Hungary is situated in Central Europe at a latitude of 45–48 degrees North and a longitude of 16–22 degrees East. Two thirds of the country is a plain, while the rest is undulating terrain. Just 2% of Hungary’s land area is at an altitude of more than 400 metres. Kékestető is the only mountain peak higher than 1,000 metres.
The greatest rivers are the Danube (Duna) and the Tisza. The largest lake is the Balaton with a surface area of 596 sq. km. The climate of the Carpathian basin, in which Hungary is located, is basically continental. However, the geography of the country limits the impact of climatic and weather fronts, so that the territory of the country is very suitable for agriculture.
The country is poor in natural resources, and the use of available resources is far from satisfactory. There are still subscancial unexplored reserves, mainly in the field of med i cinal and geothermal waters.
On 23 October 1989, Hungary became a republic once again. This event was an integral part of the social and political restructuring that took place in 1989-90. Hungary became a democratic country with an economic system based on capital.

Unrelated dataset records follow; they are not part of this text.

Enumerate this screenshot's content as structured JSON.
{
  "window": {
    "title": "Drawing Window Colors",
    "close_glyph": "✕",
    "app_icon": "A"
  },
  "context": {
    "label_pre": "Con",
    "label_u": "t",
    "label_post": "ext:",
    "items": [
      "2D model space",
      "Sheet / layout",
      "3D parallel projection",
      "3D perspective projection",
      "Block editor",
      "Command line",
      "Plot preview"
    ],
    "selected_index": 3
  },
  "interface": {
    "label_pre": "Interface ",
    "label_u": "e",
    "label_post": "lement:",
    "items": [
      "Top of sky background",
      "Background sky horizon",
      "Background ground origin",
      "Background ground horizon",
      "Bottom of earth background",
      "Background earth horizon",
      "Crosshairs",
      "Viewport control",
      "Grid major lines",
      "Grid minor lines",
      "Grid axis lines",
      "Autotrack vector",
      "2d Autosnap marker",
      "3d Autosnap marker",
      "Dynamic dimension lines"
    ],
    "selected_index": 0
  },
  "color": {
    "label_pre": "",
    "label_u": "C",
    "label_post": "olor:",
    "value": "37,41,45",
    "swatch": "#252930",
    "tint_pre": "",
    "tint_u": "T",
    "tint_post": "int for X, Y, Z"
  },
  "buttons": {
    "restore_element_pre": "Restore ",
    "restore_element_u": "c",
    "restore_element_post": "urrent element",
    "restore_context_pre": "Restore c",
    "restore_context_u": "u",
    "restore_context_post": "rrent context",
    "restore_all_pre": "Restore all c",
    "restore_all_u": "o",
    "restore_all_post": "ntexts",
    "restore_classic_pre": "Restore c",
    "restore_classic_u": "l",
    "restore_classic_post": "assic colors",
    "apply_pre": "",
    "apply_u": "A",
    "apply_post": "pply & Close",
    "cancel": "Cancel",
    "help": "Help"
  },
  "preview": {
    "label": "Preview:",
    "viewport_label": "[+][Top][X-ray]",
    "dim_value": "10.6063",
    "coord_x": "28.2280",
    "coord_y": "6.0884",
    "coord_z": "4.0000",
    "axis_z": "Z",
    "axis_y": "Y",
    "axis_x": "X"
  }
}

As an important step in this process, Hungary joined the NATO (on 12 March 1999), then signed the accession treaty in Athens (on 16 April 2003), and joined the European Union as a full-rights member as of 1 May 2004.